As a profession the line between what can and should be done becomes more poorly defined as advances are made–renal transplant and a life of medication administration with increased risk of opportunistic infections? Placement of a feeding tube in patients with an oral tumor? Administration of multiple pain medications to patients with severe osteoarthritis who can no longer get out of bed without assistance? Is our role to discuss the treatment options available, their likely outcomes, and their costs, or use our knowledge and skill to help our clients come to the right decision for their family, and their pet?

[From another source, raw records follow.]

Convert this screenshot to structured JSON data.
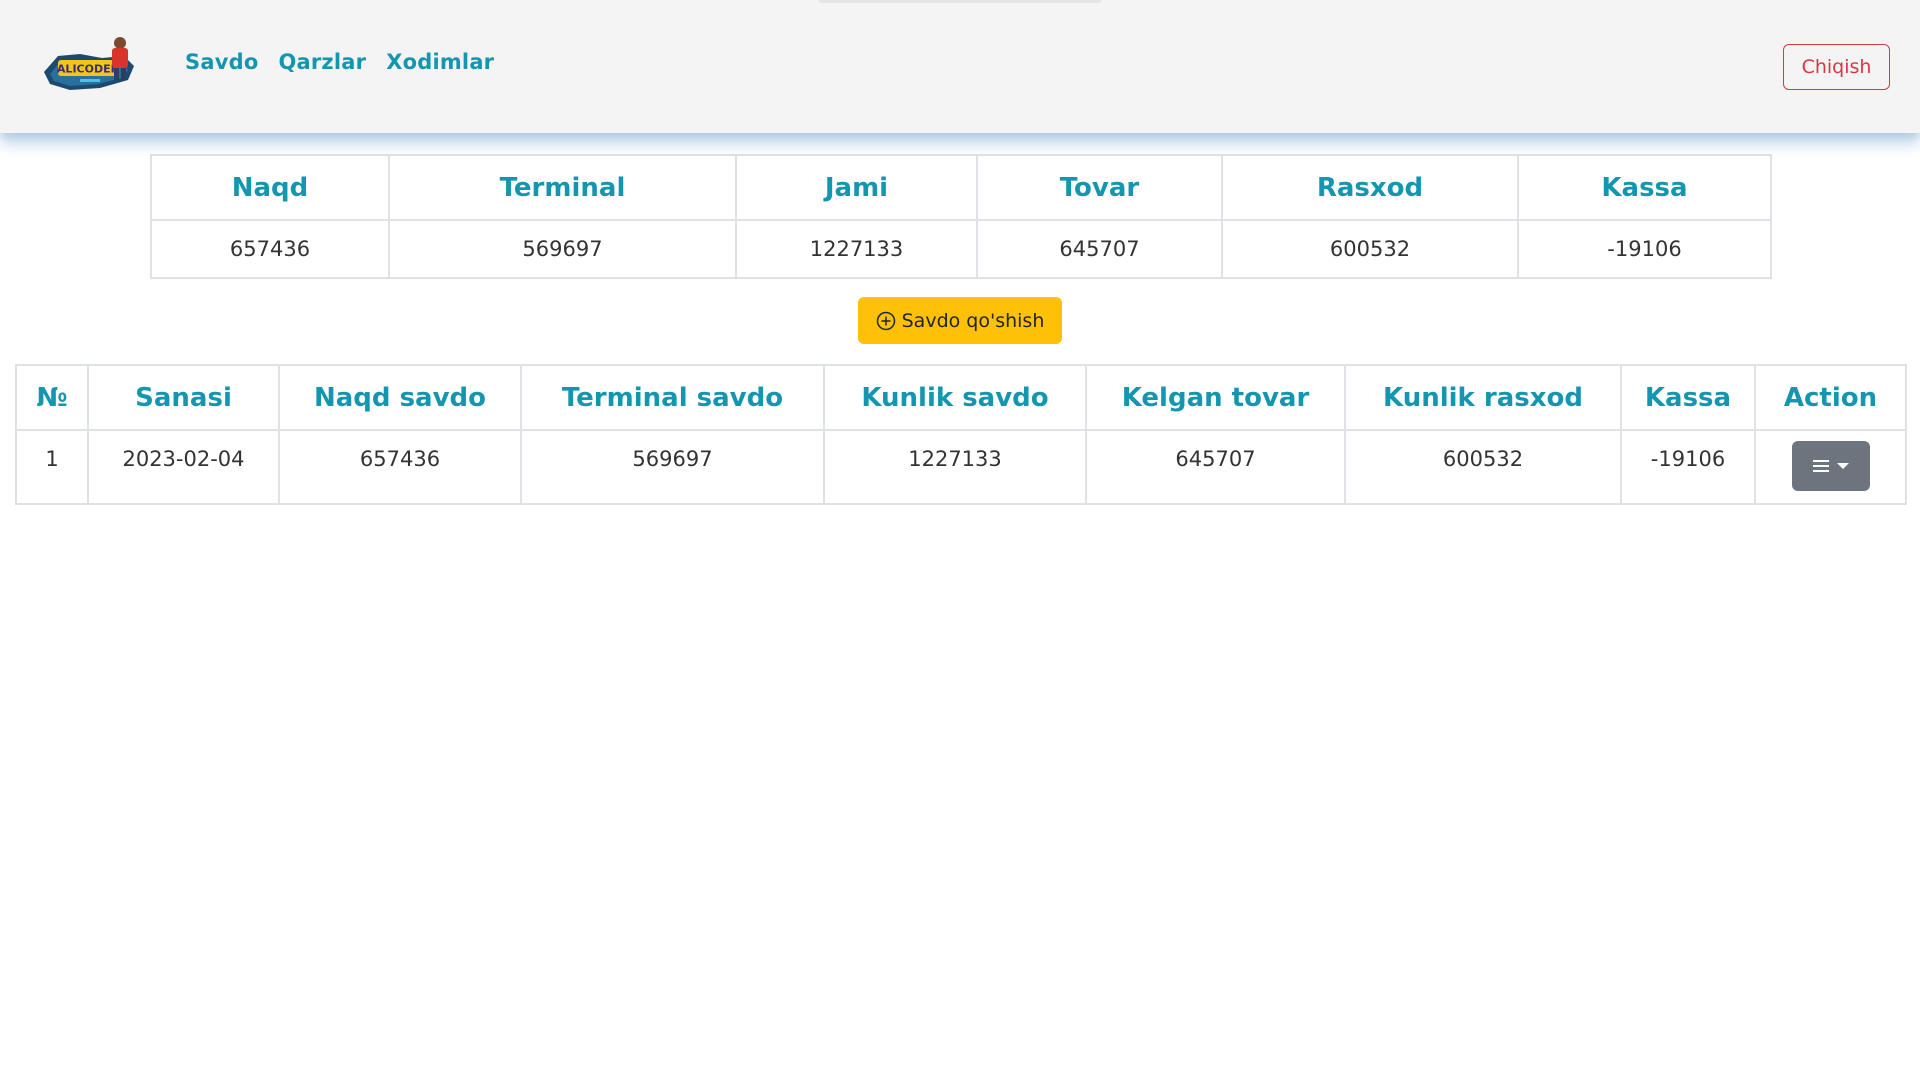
{
  "nav": {
    "links": [
      "Savdo",
      "Qarzlar",
      "Xodimlar"
    ],
    "logout_label": "Chiqish",
    "logo_text": "ALICODER",
    "accent_color": "#1596b0",
    "danger_color": "#dc3545"
  },
  "summary": {
    "headers": [
      "Naqd",
      "Terminal",
      "Jami",
      "Tovar",
      "Rasxod",
      "Kassa"
    ],
    "values": [
      "657436",
      "569697",
      "1227133",
      "645707",
      "600532",
      "-19106"
    ]
  },
  "add_button": {
    "label": "Savdo qo'shish",
    "icon": "plus-circle-icon",
    "color": "#ffc107"
  },
  "table": {
    "headers": [
      "№",
      "Sanasi",
      "Naqd savdo",
      "Terminal savdo",
      "Kunlik savdo",
      "Kelgan tovar",
      "Kunlik rasxod",
      "Kassa",
      "Action"
    ],
    "rows": [
      [
        "1",
        "2023-02-04",
        "657436",
        "569697",
        "1227133",
        "645707",
        "600532",
        "-19106"
      ]
    ],
    "action_icons": [
      "menu-icon",
      "caret-down-icon"
    ]
  }
}
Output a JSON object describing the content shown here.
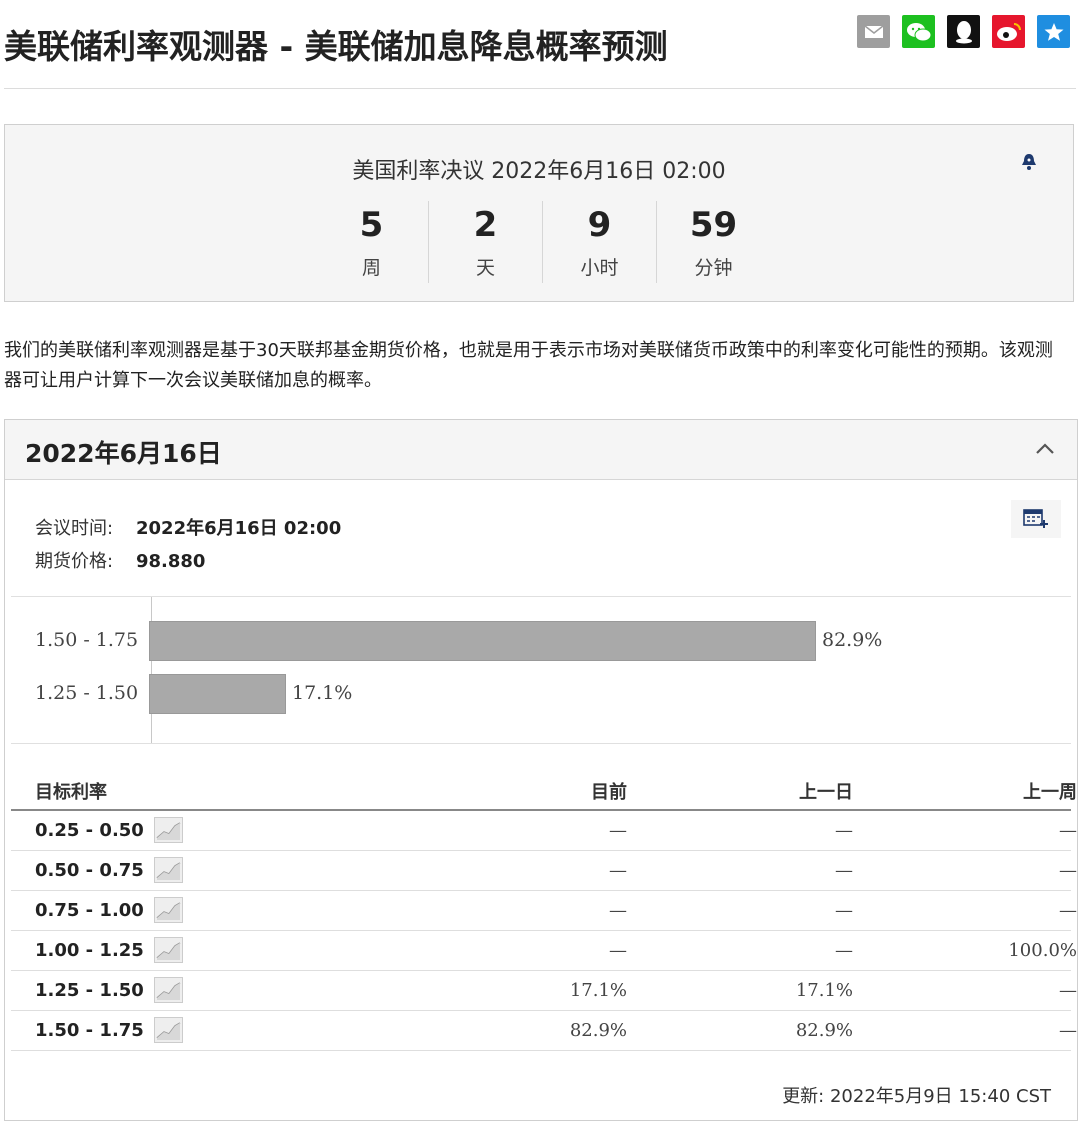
{
  "page": {
    "title": "美联储利率观测器 - 美联储加息降息概率预测"
  },
  "share_icons": [
    "mail-icon",
    "wechat-icon",
    "qq-icon",
    "weibo-icon",
    "favorite-icon"
  ],
  "countdown": {
    "title": "美国利率决议 2022年6月16日 02:00",
    "cells": [
      {
        "num": "5",
        "unit": "周"
      },
      {
        "num": "2",
        "unit": "天"
      },
      {
        "num": "9",
        "unit": "小时"
      },
      {
        "num": "59",
        "unit": "分钟"
      }
    ]
  },
  "description": "我们的美联储利率观测器是基于30天联邦基金期货价格，也就是用于表示市场对美联储货币政策中的利率变化可能性的预期。该观测器可让用户计算下一次会议美联储加息的概率。",
  "panel": {
    "date": "2022年6月16日",
    "meeting_time_label": "会议时间:",
    "meeting_time_value": "2022年6月16日 02:00",
    "futures_price_label": "期货价格:",
    "futures_price_value": "98.880",
    "updated": "更新: 2022年5月9日 15:40 CST"
  },
  "chart_data": {
    "type": "bar",
    "orientation": "horizontal",
    "categories": [
      "1.50 - 1.75",
      "1.25 - 1.50"
    ],
    "values": [
      82.9,
      17.1
    ],
    "value_labels": [
      "82.9%",
      "17.1%"
    ],
    "xlim": [
      0,
      100
    ]
  },
  "table": {
    "headers": [
      "目标利率",
      "目前",
      "上一日",
      "上一周"
    ],
    "rows": [
      {
        "rate": "0.25 - 0.50",
        "current": "—",
        "prev_day": "—",
        "prev_week": "—"
      },
      {
        "rate": "0.50 - 0.75",
        "current": "—",
        "prev_day": "—",
        "prev_week": "—"
      },
      {
        "rate": "0.75 - 1.00",
        "current": "—",
        "prev_day": "—",
        "prev_week": "—"
      },
      {
        "rate": "1.00 - 1.25",
        "current": "—",
        "prev_day": "—",
        "prev_week": "100.0%"
      },
      {
        "rate": "1.25 - 1.50",
        "current": "17.1%",
        "prev_day": "17.1%",
        "prev_week": "—"
      },
      {
        "rate": "1.50 - 1.75",
        "current": "82.9%",
        "prev_day": "82.9%",
        "prev_week": "—"
      }
    ]
  }
}
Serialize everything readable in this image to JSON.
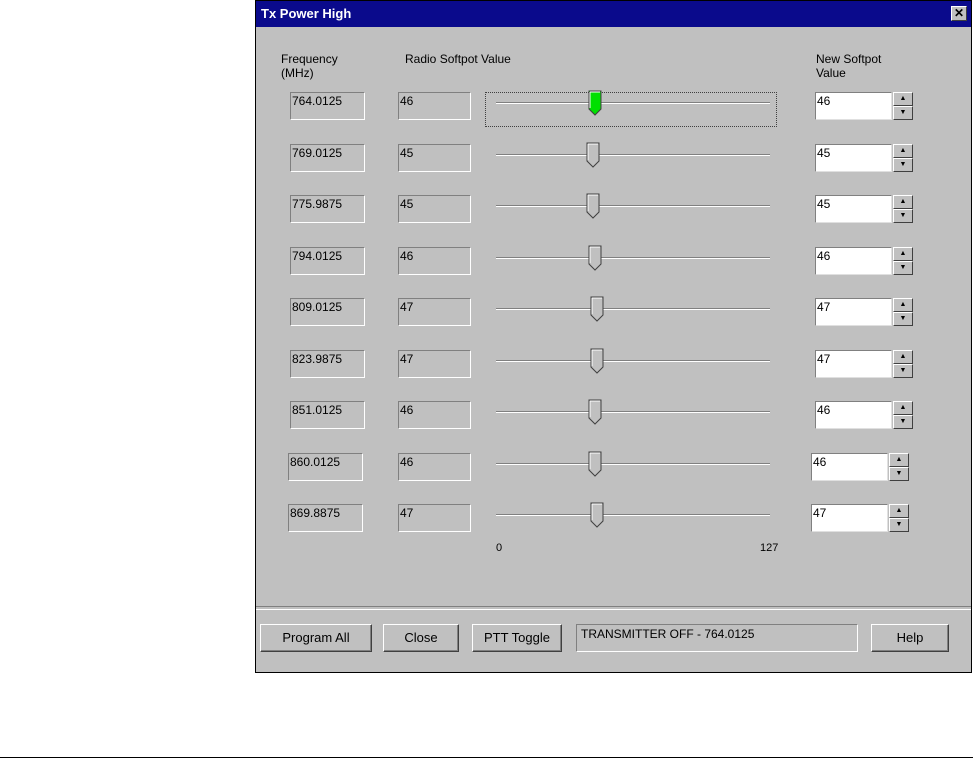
{
  "window": {
    "title": "Tx Power High"
  },
  "headers": {
    "frequency": "Frequency (MHz)",
    "radio_softpot": "Radio Softpot Value",
    "new_softpot": "New Softpot Value"
  },
  "rows": [
    {
      "frequency": "764.0125",
      "radio": "46",
      "new": "46",
      "slider": 46,
      "active": true
    },
    {
      "frequency": "769.0125",
      "radio": "45",
      "new": "45",
      "slider": 45,
      "active": false
    },
    {
      "frequency": "775.9875",
      "radio": "45",
      "new": "45",
      "slider": 45,
      "active": false
    },
    {
      "frequency": "794.0125",
      "radio": "46",
      "new": "46",
      "slider": 46,
      "active": false
    },
    {
      "frequency": "809.0125",
      "radio": "47",
      "new": "47",
      "slider": 47,
      "active": false
    },
    {
      "frequency": "823.9875",
      "radio": "47",
      "new": "47",
      "slider": 47,
      "active": false
    },
    {
      "frequency": "851.0125",
      "radio": "46",
      "new": "46",
      "slider": 46,
      "active": false
    },
    {
      "frequency": "860.0125",
      "radio": "46",
      "new": "46",
      "slider": 46,
      "active": false
    },
    {
      "frequency": "869.8875",
      "radio": "47",
      "new": "47",
      "slider": 47,
      "active": false
    }
  ],
  "slider_scale": {
    "min": "0",
    "max": "127"
  },
  "buttons": {
    "program_all": "Program All",
    "close": "Close",
    "ptt_toggle": "PTT Toggle",
    "help": "Help"
  },
  "status_text": "TRANSMITTER OFF - 764.0125",
  "colors": {
    "titlebar": "#0a0a8c",
    "active_thumb": "#00e000",
    "face": "#c0c0c0"
  }
}
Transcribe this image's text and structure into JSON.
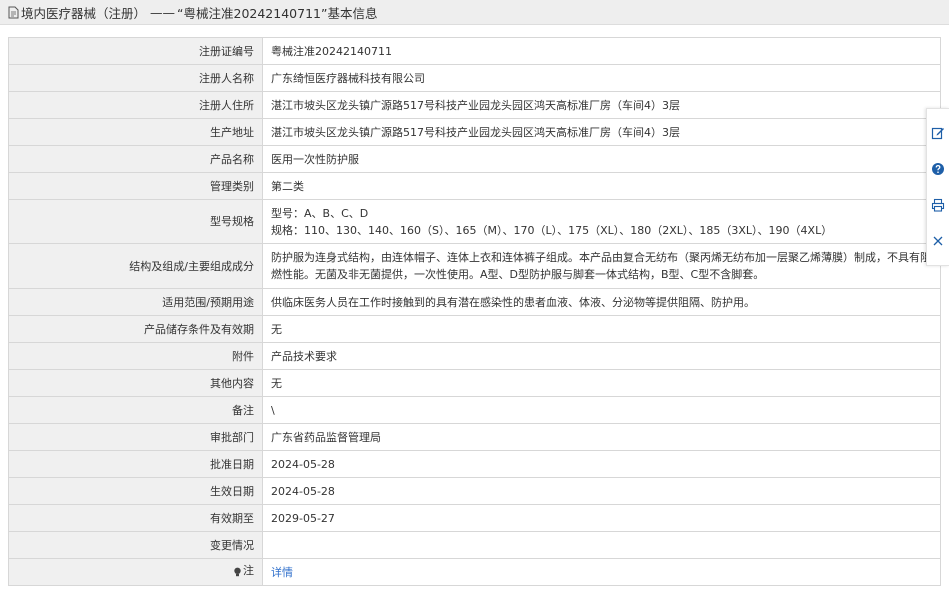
{
  "header": {
    "title_prefix": "境内医疗器械（注册）",
    "title_separator": "——",
    "title_main": "“粤械注准20242140711”基本信息"
  },
  "rows": [
    {
      "label": "注册证编号",
      "value": "粤械注准20242140711"
    },
    {
      "label": "注册人名称",
      "value": "广东绮恒医疗器械科技有限公司"
    },
    {
      "label": "注册人住所",
      "value": "湛江市坡头区龙头镇广源路517号科技产业园龙头园区鸿天高标准厂房（车间4）3层"
    },
    {
      "label": "生产地址",
      "value": "湛江市坡头区龙头镇广源路517号科技产业园龙头园区鸿天高标准厂房（车间4）3层"
    },
    {
      "label": "产品名称",
      "value": "医用一次性防护服"
    },
    {
      "label": "管理类别",
      "value": "第二类"
    },
    {
      "label": "型号规格",
      "line1": "型号：A、B、C、D",
      "line2": "规格：110、130、140、160（S）、165（M）、170（L）、175（XL）、180（2XL）、185（3XL）、190（4XL）"
    },
    {
      "label": "结构及组成/主要组成成分",
      "value": "防护服为连身式结构，由连体帽子、连体上衣和连体裤子组成。本产品由复合无纺布（聚丙烯无纺布加一层聚乙烯薄膜）制成，不具有阻燃性能。无菌及非无菌提供，一次性使用。A型、D型防护服与脚套一体式结构，B型、C型不含脚套。"
    },
    {
      "label": "适用范围/预期用途",
      "value": "供临床医务人员在工作时接触到的具有潜在感染性的患者血液、体液、分泌物等提供阻隔、防护用。"
    },
    {
      "label": "产品储存条件及有效期",
      "value": "无"
    },
    {
      "label": "附件",
      "value": "产品技术要求"
    },
    {
      "label": "其他内容",
      "value": "无"
    },
    {
      "label": "备注",
      "value": "\\"
    },
    {
      "label": "审批部门",
      "value": "广东省药品监督管理局"
    },
    {
      "label": "批准日期",
      "value": "2024-05-28"
    },
    {
      "label": "生效日期",
      "value": "2024-05-28"
    },
    {
      "label": "有效期至",
      "value": "2029-05-27"
    },
    {
      "label": "变更情况",
      "value": ""
    },
    {
      "label": "注",
      "value": "详情"
    }
  ],
  "side_tools": [
    "edit-icon",
    "help-icon",
    "print-icon",
    "close-icon"
  ],
  "colors": {
    "link": "#2f6fcb",
    "label_bg": "#f0f0f0",
    "title_bg": "#eeeeee",
    "icon_blue": "#1e5fa8"
  }
}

We all find where we feel the line in the sand should be drawn, and this position is likely different for all of us. As I think back over the hundreds of euthanasias I have performed and the many more conversations about euthanasia I have been part of, sometimes I wonder whether the right decision was made–Could we have done more? Should we have done more? I realize that even in the cases where I know the outcome may have been different if more funds were available, or if the owners were willing to provide more intensive care at home in all instances, the decision that was right at the time for that family was reached. I realize that I do not feel I have failed the patients who had treatable conditions, but happen to be in a family that cannot provide adequate care to sufficiently alleviate suffering for whatever reason. It is the patients I have seen die slow, sometimes agonizing deaths with progressively more aggressive interventions, where the prognosis is dire, and the owners not able to say goodbye that still haunt me.

–Suzy Fincham-Gray, BvetMed, BSc, DACVIM

Welcome to our new site!

Posted by on Jul 22, 2013 in News | 1 comment

Welcome to our new site!

We are pleased to announce the launch of our new website! Transitions Colorado Vet has partnered with Pixel Me Pink San Diego Web Design to create a new online presence where you can: (more…)